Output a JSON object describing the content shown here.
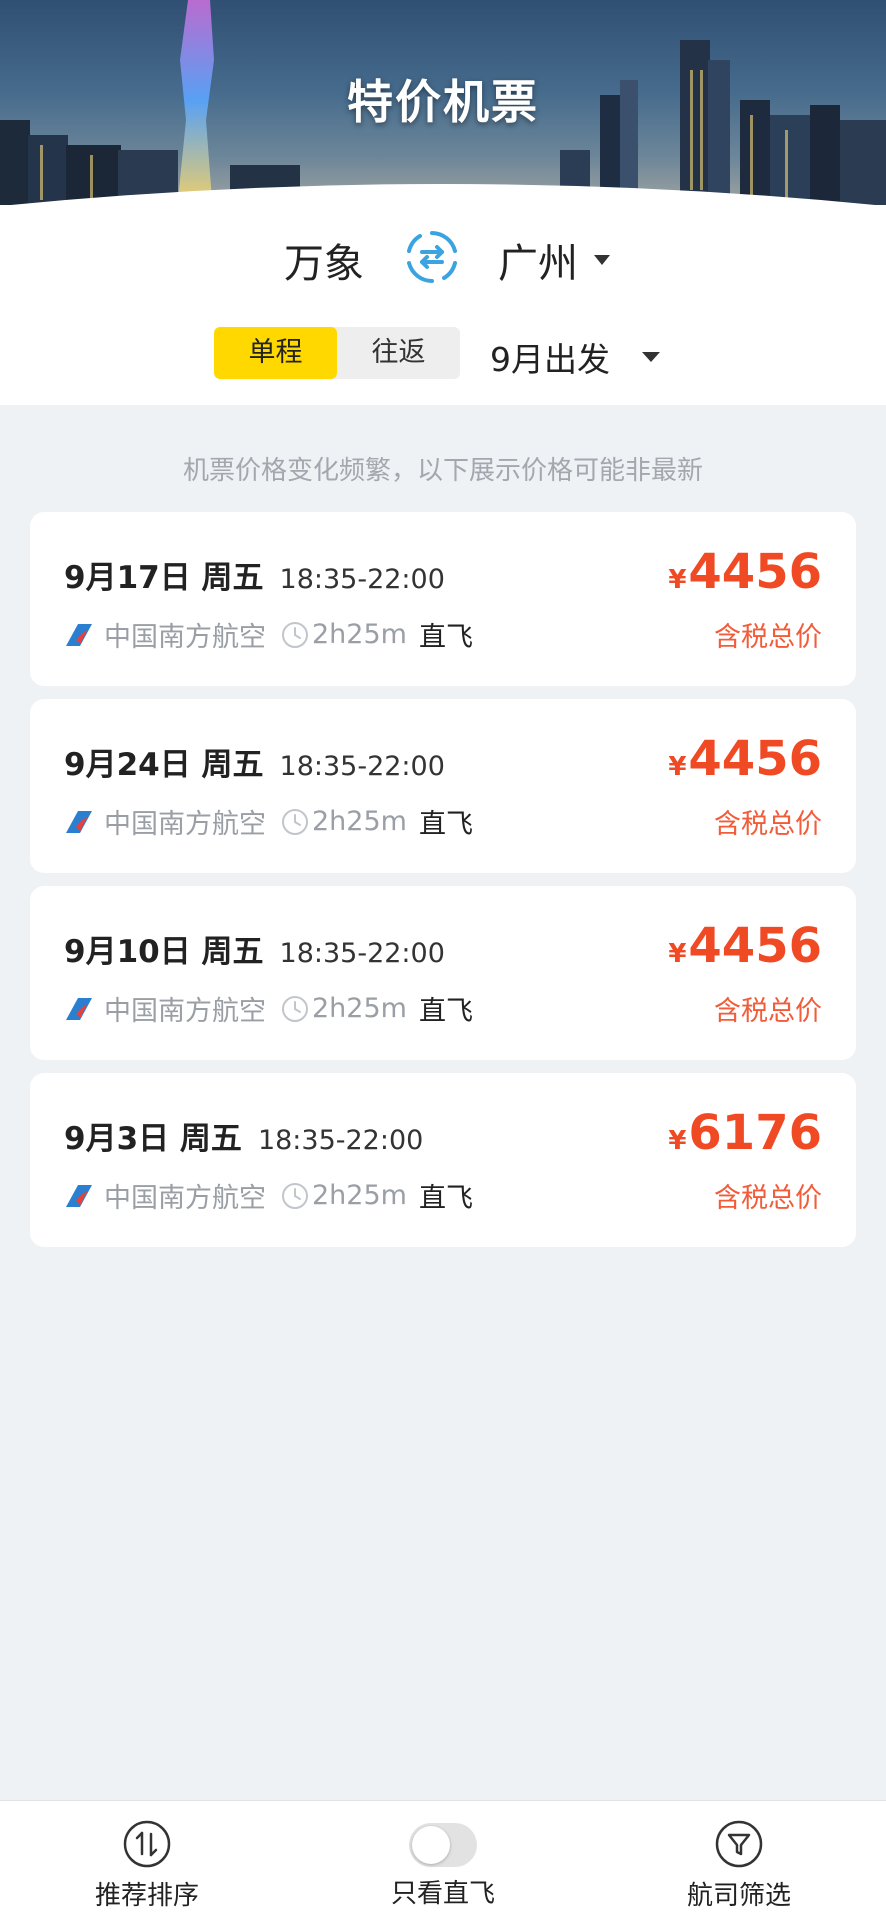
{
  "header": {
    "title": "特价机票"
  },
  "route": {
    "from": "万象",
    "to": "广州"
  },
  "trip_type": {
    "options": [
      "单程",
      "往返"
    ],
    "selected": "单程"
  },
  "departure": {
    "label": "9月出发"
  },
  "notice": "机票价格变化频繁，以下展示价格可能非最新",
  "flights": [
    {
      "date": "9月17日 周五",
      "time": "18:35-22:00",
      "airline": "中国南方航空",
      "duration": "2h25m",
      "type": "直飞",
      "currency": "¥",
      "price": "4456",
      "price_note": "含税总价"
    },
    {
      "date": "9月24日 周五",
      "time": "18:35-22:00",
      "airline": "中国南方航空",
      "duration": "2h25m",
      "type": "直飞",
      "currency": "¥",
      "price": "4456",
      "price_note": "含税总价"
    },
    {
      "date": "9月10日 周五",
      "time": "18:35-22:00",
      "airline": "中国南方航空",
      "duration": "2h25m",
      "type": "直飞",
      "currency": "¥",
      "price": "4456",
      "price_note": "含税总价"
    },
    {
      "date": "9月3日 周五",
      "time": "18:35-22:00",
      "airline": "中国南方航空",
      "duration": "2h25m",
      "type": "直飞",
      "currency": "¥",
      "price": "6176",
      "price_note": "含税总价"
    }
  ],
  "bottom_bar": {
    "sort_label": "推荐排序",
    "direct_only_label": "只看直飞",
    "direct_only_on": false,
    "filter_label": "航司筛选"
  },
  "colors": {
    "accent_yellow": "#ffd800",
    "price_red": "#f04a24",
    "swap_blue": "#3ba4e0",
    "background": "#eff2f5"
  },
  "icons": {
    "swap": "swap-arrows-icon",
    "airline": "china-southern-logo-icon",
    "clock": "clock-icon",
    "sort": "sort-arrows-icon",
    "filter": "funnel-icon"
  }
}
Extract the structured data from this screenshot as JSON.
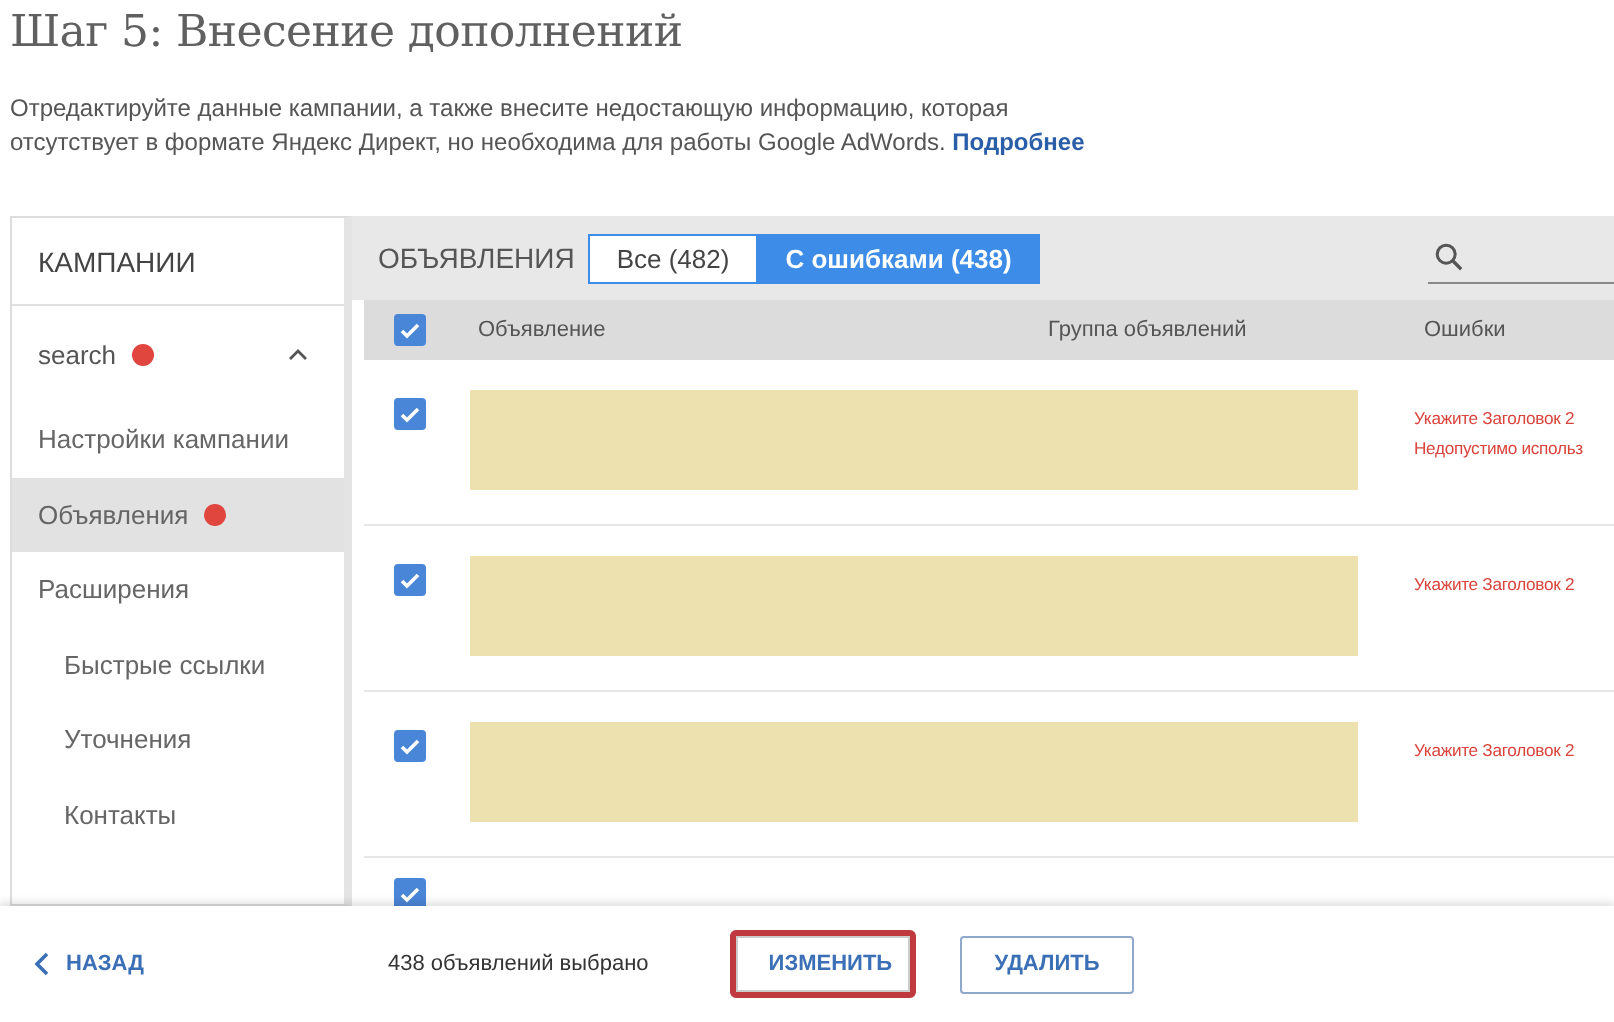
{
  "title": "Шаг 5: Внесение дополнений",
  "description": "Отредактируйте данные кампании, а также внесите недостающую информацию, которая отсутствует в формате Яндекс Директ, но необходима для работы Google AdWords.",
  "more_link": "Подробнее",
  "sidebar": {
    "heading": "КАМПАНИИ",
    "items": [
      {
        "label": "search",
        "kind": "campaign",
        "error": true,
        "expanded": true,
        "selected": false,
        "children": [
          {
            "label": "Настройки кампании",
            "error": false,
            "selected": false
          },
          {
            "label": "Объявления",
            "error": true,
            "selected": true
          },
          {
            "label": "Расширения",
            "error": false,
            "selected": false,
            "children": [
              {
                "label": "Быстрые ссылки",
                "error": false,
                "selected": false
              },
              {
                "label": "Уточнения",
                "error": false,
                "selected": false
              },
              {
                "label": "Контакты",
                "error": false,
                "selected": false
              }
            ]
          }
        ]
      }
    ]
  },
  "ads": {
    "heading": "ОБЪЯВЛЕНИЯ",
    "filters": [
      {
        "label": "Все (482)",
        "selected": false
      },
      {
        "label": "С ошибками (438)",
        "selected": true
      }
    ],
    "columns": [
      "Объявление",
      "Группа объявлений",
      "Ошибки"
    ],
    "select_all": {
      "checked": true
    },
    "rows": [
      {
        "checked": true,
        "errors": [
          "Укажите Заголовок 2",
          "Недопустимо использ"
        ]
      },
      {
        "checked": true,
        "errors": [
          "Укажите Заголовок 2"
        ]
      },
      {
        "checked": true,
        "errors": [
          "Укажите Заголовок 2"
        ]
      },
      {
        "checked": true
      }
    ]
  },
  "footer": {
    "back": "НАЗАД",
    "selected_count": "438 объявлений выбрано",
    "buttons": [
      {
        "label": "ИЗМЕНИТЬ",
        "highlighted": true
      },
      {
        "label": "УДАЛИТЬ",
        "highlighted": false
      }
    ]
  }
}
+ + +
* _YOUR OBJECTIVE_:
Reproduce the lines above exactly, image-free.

* _ANSWER SPACE_:
Output a JSON object describing the content shown here.
{
  "header": {
    "title": "特价机票"
  },
  "route": {
    "from": "万象",
    "to": "广州"
  },
  "trip_type": {
    "options": [
      "单程",
      "往返"
    ],
    "selected": "单程"
  },
  "departure": {
    "label": "9月出发"
  },
  "notice": "机票价格变化频繁，以下展示价格可能非最新",
  "flights": [
    {
      "date": "9月17日 周五",
      "time": "18:35-22:00",
      "airline": "中国南方航空",
      "duration": "2h25m",
      "type": "直飞",
      "currency": "¥",
      "price": "4456",
      "price_note": "含税总价"
    },
    {
      "date": "9月24日 周五",
      "time": "18:35-22:00",
      "airline": "中国南方航空",
      "duration": "2h25m",
      "type": "直飞",
      "currency": "¥",
      "price": "4456",
      "price_note": "含税总价"
    },
    {
      "date": "9月10日 周五",
      "time": "18:35-22:00",
      "airline": "中国南方航空",
      "duration": "2h25m",
      "type": "直飞",
      "currency": "¥",
      "price": "4456",
      "price_note": "含税总价"
    },
    {
      "date": "9月3日 周五",
      "time": "18:35-22:00",
      "airline": "中国南方航空",
      "duration": "2h25m",
      "type": "直飞",
      "currency": "¥",
      "price": "6176",
      "price_note": "含税总价"
    }
  ],
  "bottom_bar": {
    "sort_label": "推荐排序",
    "direct_only_label": "只看直飞",
    "direct_only_on": false,
    "filter_label": "航司筛选"
  },
  "colors": {
    "accent_yellow": "#ffd800",
    "price_red": "#f04a24",
    "swap_blue": "#3ba4e0",
    "background": "#eff2f5"
  },
  "icons": {
    "swap": "swap-arrows-icon",
    "airline": "china-southern-logo-icon",
    "clock": "clock-icon",
    "sort": "sort-arrows-icon",
    "filter": "funnel-icon"
  }
}
Extract the structured data from this screenshot as JSON.
{
  "title": "Шаг 5: Внесение дополнений",
  "description": "Отредактируйте данные кампании, а также внесите недостающую информацию, которая отсутствует в формате Яндекс Директ, но необходима для работы Google AdWords.",
  "more_link": "Подробнее",
  "sidebar": {
    "heading": "КАМПАНИИ",
    "items": [
      {
        "label": "search",
        "kind": "campaign",
        "error": true,
        "expanded": true,
        "selected": false,
        "children": [
          {
            "label": "Настройки кампании",
            "error": false,
            "selected": false
          },
          {
            "label": "Объявления",
            "error": true,
            "selected": true
          },
          {
            "label": "Расширения",
            "error": false,
            "selected": false,
            "children": [
              {
                "label": "Быстрые ссылки",
                "error": false,
                "selected": false
              },
              {
                "label": "Уточнения",
                "error": false,
                "selected": false
              },
              {
                "label": "Контакты",
                "error": false,
                "selected": false
              }
            ]
          }
        ]
      }
    ]
  },
  "ads": {
    "heading": "ОБЪЯВЛЕНИЯ",
    "filters": [
      {
        "label": "Все (482)",
        "selected": false
      },
      {
        "label": "С ошибками (438)",
        "selected": true
      }
    ],
    "columns": [
      "Объявление",
      "Группа объявлений",
      "Ошибки"
    ],
    "select_all": {
      "checked": true
    },
    "rows": [
      {
        "checked": true,
        "errors": [
          "Укажите Заголовок 2",
          "Недопустимо использ"
        ]
      },
      {
        "checked": true,
        "errors": [
          "Укажите Заголовок 2"
        ]
      },
      {
        "checked": true,
        "errors": [
          "Укажите Заголовок 2"
        ]
      },
      {
        "checked": true
      }
    ]
  },
  "footer": {
    "back": "НАЗАД",
    "selected_count": "438 объявлений выбрано",
    "buttons": [
      {
        "label": "ИЗМЕНИТЬ",
        "highlighted": true
      },
      {
        "label": "УДАЛИТЬ",
        "highlighted": false
      }
    ]
  }
}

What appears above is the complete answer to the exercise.